Your instructions :: From the entries below, gather each line containing the word "link".

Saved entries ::
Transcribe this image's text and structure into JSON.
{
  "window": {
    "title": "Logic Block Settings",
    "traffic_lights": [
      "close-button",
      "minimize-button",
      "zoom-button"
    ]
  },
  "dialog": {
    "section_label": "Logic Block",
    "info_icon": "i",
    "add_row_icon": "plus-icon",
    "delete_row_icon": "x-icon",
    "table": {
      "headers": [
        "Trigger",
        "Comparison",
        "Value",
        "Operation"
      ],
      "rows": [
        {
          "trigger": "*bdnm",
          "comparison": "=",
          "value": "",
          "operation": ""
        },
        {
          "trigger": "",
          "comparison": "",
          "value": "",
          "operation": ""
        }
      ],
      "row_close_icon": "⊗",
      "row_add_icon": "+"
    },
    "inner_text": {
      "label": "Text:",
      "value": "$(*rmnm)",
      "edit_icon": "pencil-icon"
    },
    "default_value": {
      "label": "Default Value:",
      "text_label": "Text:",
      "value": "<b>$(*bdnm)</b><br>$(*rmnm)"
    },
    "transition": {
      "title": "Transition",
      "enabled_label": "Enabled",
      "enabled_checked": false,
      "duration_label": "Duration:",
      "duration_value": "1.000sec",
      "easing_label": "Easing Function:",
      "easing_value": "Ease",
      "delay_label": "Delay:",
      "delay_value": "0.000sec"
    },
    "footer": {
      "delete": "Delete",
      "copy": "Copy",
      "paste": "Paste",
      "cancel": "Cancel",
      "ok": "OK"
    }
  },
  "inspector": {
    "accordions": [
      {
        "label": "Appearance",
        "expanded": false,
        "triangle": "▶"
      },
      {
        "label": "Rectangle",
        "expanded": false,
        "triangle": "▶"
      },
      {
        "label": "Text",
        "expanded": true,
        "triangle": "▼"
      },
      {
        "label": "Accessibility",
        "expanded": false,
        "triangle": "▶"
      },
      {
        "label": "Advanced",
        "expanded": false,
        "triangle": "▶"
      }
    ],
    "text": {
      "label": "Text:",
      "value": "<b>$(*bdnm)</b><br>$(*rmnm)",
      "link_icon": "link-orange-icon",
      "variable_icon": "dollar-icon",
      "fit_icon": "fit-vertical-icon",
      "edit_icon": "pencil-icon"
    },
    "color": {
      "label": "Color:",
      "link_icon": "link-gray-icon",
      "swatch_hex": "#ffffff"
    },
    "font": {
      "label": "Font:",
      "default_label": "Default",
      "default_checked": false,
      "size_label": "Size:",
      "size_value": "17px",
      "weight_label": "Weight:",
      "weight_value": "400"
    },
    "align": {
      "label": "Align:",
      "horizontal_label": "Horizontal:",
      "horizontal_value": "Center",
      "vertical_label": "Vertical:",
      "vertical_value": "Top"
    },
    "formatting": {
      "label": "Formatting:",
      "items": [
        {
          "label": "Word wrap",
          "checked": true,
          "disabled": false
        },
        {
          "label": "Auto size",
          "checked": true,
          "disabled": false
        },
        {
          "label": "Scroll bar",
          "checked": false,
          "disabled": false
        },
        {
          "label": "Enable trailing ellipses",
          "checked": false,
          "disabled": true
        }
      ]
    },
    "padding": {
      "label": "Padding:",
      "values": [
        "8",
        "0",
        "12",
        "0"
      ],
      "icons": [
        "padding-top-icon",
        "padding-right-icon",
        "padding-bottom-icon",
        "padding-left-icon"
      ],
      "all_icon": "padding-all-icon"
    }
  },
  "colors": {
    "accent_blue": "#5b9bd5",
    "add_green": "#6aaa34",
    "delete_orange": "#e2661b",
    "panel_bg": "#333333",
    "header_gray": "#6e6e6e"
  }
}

Problem solution ::
      "link_icon": "link-orange-icon",
      "link_icon": "link-gray-icon",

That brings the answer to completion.